The three countries have each confirmed they will close all nightclubs, with Portugal ready to shutter venues, alongside bars, from 25th December until at least 9th January. The move was initially expected to take effect from 2nd January.
In Germany, Chancellor Olaf Scholz and 16 state leaders have agreed to close nightclubs before New Year's Eve. Previously, only regions recording high rates of Covid-19 infection had been forced to close nightclubs, while several prominent Berlin venues launched a legal battle in a bid to repeal a dancing ban.
"We cannot and must not close our eyes to the next wave," Scholz told reporters. "Corona won't take a Christmas break."
Clubs in Northern Ireland will close from the 27th December as part of a string of new restrictions being put in place in the country. Clubs in the republic of Ireland were shut earlier this month.
Elsewhere on the continent, as of Thursday 23rd December, events in Sweden with more than 20 people must enforce seating, irrespective of vaccination status. Where more than 500 are present, all attendees must show vaccination passes.
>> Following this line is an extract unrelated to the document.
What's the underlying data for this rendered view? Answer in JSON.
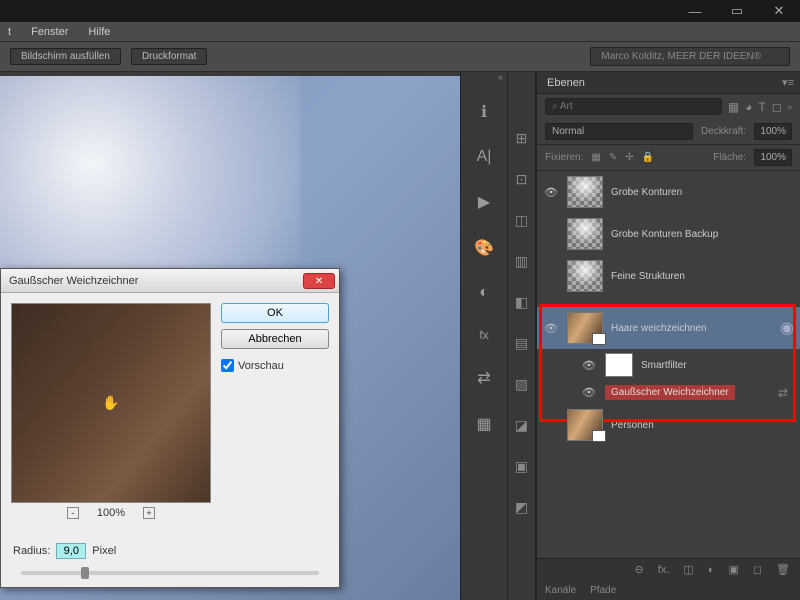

The Netherlands is now in a new national lockdown, which began on 19th December and will continue until 14th January, or later. Events are no longer allowed, and pubs, bars, and restaurants have been closed. Switzerland is now imposing a so-called 2G+ rule, meaning anyone entering a club or music venue must be vaccinated or have recovered from coronavirus in the past four months, or show proof of recovery or vaccination with a negative test result.
Although the UK as a whole is taking measures that stop well short of a full-blown lockdown, restrictions differ between countries. Wales will close all nightclubs from 27th December, in Scotland events are capped at 500 people outdoors, 200 seated inside, and 100 standing indoors. At the time of writing, venues in England remain free open but must use a Covid passport system.
Nevertheless, following successive warnings from UK health advisors, scores of events have been cancelled, including the last ever party from legendary Manchester crew Swing Ting, a string of dates at Corsica Studios' new sister venue, The Carpet Shop, and Printworks shows with Gorgon City and LWE Presents From Our Minds.
Advance ticket sales and spend per head inside venues are both also significantly down, while no-shows at events have skyrocketed in recent weeks. As a result, the events industry has responded to the government's latest announcement of £1billion in support with disdain and serious criticism, stating the figure is "woefully inadequate" for the scale of the problem.